MATERIAL FOR THIS TASK START

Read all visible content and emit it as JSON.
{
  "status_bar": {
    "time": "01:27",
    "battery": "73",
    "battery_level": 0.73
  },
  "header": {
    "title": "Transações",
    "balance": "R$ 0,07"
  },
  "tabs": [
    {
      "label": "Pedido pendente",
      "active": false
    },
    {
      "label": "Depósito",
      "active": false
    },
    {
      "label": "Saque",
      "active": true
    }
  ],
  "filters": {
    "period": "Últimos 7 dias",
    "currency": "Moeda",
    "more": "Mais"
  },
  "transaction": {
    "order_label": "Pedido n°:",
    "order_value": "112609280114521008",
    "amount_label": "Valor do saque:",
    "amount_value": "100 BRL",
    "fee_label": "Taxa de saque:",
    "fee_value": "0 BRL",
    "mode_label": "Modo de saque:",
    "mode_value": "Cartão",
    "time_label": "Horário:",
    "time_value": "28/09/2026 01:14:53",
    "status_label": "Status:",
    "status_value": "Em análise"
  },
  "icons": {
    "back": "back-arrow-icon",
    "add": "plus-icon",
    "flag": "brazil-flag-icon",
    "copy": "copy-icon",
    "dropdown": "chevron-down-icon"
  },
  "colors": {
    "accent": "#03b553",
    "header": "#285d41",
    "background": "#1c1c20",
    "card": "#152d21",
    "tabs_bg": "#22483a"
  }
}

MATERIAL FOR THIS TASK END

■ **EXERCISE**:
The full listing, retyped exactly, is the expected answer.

■ **ANSWER FOR THE TASK**:
Read all visible content and emit it as JSON.
{
  "status_bar": {
    "time": "01:27",
    "battery": "73",
    "battery_level": 0.73
  },
  "header": {
    "title": "Transações",
    "balance": "R$ 0,07"
  },
  "tabs": [
    {
      "label": "Pedido pendente",
      "active": false
    },
    {
      "label": "Depósito",
      "active": false
    },
    {
      "label": "Saque",
      "active": true
    }
  ],
  "filters": {
    "period": "Últimos 7 dias",
    "currency": "Moeda",
    "more": "Mais"
  },
  "transaction": {
    "order_label": "Pedido n°:",
    "order_value": "112609280114521008",
    "amount_label": "Valor do saque:",
    "amount_value": "100 BRL",
    "fee_label": "Taxa de saque:",
    "fee_value": "0 BRL",
    "mode_label": "Modo de saque:",
    "mode_value": "Cartão",
    "time_label": "Horário:",
    "time_value": "28/09/2026 01:14:53",
    "status_label": "Status:",
    "status_value": "Em análise"
  },
  "icons": {
    "back": "back-arrow-icon",
    "add": "plus-icon",
    "flag": "brazil-flag-icon",
    "copy": "copy-icon",
    "dropdown": "chevron-down-icon"
  },
  "colors": {
    "accent": "#03b553",
    "header": "#285d41",
    "background": "#1c1c20",
    "card": "#152d21",
    "tabs_bg": "#22483a"
  }
}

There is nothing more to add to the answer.